Practicing your writing helps you become more skilled as a writer — and it can make your writing income grow as well. I’ve found an excellent writing resource that I may have mentioned before, but I think it deserves a serious look for any of you who are serious about any sort of career as writers.
I’m referring to the website/blog site of Dean Wesley Smith, a writer whose work and instruction I am coming to love. He’s been incredibly helpful, wonderfully inspirational, and highly entertaining.
One of the many words of advice Dean frequently offers is the importance of writing itself as “practice” and training for, uh, well — writing. He often mentions those who worry about throwing out writing and starting over again. Such worries take the form of “Oh, my, I’ve just wasted three weeks on a chapter
that I’m going to have to toss. What a waste!”
Not a waste, Dean would say, but rather it was exceedingly worthwhile PRACTICE. More than once, he compares writers to musicians and singers. No one would learn to play basic scales on the violin then immediately play Carnegie Hall, would they? No, they’d spend hundreds of hours on their instrument before ever hoping to reach a major concert venue.
Yet we writers groan and moan over “wasted” writing that we may need to toss out — instead of understanding and applying the concept of practice to our writing. NOTHING we ever write is truly wasted, Dean says, as all of it is a learning process.
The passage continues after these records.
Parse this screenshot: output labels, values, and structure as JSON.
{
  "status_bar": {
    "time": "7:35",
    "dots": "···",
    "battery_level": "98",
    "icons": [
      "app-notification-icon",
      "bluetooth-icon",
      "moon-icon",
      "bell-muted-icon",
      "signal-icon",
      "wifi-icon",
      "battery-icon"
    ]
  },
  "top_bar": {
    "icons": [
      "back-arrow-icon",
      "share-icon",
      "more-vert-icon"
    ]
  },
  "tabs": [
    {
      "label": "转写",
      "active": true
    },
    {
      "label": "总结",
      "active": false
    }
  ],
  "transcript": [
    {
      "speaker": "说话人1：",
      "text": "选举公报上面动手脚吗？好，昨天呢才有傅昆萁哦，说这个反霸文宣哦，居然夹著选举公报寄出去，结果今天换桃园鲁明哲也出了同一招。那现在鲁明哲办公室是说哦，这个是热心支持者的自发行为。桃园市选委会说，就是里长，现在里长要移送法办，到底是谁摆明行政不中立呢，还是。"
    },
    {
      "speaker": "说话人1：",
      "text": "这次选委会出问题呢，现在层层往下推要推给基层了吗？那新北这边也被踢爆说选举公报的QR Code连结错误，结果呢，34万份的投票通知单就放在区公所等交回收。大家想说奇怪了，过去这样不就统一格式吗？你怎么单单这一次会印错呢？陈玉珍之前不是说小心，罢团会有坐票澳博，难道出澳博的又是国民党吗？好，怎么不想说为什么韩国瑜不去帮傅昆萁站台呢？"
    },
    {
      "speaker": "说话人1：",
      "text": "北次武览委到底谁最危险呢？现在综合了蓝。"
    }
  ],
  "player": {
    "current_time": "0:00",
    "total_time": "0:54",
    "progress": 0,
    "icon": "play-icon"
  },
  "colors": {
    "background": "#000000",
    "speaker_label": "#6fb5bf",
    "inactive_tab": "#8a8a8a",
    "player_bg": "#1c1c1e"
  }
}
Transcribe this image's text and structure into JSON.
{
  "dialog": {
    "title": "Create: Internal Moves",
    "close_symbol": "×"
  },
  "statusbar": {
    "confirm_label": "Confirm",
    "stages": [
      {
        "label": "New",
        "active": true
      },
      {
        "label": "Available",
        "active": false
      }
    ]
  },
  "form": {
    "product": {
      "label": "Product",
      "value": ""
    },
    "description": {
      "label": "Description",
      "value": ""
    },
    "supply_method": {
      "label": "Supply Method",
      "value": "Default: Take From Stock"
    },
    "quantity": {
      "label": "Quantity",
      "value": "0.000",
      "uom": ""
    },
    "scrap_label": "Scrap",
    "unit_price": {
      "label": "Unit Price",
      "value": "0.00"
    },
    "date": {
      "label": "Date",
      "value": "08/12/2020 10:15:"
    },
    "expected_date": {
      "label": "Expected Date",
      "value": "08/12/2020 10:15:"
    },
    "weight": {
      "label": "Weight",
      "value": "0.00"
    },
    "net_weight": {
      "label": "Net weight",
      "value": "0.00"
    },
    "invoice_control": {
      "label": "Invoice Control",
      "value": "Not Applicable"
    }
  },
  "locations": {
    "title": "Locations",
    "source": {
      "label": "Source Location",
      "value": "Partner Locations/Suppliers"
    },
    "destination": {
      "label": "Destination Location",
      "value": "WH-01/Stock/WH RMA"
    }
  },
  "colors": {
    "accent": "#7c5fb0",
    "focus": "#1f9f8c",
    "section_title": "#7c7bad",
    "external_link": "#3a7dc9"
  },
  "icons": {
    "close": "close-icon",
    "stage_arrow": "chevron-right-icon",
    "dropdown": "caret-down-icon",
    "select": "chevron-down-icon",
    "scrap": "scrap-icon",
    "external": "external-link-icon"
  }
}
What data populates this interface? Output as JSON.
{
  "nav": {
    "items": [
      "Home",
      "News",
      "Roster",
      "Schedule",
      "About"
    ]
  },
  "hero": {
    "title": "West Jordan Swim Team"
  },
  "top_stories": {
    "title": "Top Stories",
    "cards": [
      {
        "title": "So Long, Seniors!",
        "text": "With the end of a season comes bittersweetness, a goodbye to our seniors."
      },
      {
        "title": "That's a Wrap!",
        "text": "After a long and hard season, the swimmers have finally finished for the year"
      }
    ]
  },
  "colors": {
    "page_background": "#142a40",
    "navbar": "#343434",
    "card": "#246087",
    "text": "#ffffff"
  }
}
I encourage you to go to Dean’s website and poke around awhile. He’s a true “pro” with several hundred novels and hundreds of short stories (both traditionally published and indie published) to his credit. It’s well worth your time and will offer truly useful tips for doing your writing right.